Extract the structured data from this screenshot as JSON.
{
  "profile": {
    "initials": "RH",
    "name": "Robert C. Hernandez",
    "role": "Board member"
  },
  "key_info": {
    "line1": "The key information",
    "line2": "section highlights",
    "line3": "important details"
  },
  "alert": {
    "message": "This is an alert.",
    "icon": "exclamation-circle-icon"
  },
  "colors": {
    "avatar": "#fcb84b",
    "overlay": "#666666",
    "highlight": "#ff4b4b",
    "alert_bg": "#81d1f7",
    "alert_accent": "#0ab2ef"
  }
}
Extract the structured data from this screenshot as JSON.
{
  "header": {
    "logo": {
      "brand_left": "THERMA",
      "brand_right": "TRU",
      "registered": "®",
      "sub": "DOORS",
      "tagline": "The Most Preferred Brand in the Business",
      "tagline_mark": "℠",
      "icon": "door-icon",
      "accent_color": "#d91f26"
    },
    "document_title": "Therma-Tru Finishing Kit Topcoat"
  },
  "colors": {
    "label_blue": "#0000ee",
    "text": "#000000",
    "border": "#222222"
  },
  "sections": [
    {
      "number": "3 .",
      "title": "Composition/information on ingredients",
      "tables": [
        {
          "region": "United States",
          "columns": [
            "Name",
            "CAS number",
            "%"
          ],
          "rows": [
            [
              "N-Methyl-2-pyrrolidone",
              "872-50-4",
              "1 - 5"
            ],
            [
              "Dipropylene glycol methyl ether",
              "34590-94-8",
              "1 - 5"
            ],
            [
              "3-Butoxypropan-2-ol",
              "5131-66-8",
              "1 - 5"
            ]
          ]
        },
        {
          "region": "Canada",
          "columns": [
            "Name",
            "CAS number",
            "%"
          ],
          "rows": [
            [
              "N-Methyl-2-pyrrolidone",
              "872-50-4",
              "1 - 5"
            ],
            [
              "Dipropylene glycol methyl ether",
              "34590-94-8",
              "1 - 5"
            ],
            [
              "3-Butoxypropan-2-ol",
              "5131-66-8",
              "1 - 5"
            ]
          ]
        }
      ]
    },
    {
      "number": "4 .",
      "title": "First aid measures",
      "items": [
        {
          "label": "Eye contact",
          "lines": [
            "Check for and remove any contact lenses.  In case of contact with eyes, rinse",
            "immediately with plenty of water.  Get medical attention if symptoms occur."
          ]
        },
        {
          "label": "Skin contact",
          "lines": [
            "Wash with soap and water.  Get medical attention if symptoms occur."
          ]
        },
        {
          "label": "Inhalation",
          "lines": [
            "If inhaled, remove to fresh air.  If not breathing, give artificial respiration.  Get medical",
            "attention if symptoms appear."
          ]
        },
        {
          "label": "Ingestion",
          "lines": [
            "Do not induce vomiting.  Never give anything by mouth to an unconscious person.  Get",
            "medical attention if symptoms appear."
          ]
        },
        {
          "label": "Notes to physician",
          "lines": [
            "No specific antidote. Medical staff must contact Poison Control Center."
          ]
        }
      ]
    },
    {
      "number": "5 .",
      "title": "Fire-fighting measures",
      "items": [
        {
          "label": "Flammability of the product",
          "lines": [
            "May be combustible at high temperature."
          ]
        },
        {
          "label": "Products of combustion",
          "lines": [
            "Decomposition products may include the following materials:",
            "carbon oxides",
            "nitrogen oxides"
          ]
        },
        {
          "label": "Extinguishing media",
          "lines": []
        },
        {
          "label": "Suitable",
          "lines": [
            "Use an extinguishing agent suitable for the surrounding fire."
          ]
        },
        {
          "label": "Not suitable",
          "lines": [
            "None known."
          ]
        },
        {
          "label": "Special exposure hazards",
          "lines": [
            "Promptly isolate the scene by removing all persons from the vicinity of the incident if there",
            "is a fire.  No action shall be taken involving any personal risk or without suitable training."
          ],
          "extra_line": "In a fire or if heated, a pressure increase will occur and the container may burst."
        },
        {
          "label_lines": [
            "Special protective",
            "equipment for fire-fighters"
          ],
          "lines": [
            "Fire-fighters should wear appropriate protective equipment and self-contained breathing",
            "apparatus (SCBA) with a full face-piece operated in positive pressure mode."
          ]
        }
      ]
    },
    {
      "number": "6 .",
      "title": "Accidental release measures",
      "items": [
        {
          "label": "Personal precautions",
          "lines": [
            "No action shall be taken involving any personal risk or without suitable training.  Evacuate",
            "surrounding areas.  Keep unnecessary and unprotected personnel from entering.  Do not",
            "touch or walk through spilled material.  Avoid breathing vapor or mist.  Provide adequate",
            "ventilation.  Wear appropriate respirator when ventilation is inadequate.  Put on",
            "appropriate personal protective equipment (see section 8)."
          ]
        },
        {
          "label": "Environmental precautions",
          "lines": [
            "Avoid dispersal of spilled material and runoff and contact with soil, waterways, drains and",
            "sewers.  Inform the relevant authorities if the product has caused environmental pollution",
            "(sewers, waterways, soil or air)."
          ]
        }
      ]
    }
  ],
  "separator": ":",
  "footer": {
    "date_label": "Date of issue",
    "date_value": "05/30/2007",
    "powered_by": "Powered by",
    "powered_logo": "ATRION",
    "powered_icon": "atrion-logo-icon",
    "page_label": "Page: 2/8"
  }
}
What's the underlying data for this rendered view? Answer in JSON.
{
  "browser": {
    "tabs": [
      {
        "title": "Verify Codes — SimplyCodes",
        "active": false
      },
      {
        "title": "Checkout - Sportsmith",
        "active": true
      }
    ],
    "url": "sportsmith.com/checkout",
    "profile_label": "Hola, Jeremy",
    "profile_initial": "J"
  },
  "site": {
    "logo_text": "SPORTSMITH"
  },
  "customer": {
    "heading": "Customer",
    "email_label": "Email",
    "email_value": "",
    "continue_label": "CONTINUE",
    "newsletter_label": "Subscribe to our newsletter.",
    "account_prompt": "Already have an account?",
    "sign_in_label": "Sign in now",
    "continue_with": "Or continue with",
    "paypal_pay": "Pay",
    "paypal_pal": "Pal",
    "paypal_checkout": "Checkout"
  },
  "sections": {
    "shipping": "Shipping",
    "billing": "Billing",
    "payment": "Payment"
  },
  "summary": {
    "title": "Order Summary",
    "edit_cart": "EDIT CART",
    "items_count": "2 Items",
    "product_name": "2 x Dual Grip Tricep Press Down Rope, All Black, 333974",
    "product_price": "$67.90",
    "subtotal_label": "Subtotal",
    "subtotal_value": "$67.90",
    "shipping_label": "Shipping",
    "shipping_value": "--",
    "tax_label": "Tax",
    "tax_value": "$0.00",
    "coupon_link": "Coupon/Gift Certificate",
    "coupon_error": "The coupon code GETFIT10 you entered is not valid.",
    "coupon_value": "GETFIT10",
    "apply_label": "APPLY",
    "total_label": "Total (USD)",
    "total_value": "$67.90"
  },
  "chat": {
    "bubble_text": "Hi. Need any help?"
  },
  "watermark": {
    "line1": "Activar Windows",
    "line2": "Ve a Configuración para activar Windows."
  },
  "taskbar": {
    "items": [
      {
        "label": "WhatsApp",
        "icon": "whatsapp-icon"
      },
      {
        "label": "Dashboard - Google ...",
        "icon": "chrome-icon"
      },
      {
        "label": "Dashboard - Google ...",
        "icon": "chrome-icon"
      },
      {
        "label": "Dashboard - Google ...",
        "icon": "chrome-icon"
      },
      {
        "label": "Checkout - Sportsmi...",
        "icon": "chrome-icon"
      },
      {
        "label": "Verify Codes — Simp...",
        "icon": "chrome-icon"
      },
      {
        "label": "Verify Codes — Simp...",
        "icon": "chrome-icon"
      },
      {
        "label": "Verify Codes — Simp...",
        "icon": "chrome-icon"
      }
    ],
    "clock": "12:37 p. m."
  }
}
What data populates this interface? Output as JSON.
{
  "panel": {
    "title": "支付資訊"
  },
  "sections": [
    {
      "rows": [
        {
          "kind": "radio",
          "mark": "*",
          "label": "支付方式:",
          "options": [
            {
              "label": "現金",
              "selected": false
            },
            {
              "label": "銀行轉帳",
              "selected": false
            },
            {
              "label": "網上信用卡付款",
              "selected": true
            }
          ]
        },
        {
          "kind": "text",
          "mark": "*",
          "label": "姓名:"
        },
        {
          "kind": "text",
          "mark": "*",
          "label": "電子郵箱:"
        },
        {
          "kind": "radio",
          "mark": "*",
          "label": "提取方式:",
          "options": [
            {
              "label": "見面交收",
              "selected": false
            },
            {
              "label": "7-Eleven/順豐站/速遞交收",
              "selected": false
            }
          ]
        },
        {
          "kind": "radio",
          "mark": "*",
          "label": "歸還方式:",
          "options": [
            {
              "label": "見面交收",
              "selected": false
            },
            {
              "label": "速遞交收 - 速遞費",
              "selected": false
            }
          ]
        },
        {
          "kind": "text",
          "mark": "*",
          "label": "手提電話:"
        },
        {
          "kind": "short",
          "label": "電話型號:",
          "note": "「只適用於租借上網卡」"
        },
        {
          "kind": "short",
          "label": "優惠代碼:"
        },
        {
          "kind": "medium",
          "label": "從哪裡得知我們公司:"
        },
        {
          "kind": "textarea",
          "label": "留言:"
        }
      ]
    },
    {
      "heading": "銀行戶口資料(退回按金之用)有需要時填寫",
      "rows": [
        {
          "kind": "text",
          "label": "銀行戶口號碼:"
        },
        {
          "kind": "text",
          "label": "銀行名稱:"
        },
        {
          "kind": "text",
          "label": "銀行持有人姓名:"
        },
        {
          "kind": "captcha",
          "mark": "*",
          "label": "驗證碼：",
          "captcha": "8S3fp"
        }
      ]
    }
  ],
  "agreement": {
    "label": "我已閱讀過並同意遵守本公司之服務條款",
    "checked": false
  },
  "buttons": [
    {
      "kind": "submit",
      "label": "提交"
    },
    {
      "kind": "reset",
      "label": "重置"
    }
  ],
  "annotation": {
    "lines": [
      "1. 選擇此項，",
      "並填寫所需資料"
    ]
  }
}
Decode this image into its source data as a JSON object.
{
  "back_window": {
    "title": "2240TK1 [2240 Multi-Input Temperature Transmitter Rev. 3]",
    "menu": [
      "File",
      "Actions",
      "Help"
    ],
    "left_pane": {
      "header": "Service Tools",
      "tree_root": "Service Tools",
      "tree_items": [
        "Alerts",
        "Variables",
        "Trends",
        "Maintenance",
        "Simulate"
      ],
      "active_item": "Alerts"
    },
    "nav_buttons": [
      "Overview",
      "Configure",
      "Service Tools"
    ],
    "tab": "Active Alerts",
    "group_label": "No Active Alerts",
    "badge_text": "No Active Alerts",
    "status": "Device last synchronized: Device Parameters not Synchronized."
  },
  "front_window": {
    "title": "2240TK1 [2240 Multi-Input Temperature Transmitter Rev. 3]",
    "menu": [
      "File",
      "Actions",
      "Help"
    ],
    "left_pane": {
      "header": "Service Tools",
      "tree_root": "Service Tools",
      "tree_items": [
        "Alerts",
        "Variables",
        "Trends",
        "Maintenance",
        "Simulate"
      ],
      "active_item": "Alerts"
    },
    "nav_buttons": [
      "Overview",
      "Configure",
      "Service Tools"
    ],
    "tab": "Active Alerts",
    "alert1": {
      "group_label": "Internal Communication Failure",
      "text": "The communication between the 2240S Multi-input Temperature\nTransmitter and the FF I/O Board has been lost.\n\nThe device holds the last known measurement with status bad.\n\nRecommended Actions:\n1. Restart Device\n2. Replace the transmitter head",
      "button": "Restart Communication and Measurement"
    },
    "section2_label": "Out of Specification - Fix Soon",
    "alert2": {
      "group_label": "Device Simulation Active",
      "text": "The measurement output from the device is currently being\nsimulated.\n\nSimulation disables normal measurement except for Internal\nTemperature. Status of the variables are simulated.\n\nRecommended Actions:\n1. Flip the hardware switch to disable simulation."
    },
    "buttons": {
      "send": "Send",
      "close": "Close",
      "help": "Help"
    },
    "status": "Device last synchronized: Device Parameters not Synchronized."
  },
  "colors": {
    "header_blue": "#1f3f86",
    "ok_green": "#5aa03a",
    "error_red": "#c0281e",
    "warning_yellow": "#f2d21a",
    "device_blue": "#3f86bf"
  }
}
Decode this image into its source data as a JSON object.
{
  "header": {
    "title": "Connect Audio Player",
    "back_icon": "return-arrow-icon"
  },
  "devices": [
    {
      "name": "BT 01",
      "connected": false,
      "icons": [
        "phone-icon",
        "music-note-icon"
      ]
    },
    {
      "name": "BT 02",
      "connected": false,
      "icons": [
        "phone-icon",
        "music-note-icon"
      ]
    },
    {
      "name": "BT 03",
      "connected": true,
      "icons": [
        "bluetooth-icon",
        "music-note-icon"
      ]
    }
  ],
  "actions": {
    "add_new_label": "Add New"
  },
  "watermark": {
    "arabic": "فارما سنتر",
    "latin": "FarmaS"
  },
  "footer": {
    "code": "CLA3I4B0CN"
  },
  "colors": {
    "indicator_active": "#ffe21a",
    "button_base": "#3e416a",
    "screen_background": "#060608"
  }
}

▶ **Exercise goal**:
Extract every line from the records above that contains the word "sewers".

▶ **Output for this exercise**:
            "sewers.  Inform the relevant authorities if the product has caused environmental pollution",
            "(sewers, waterways, soil or air)."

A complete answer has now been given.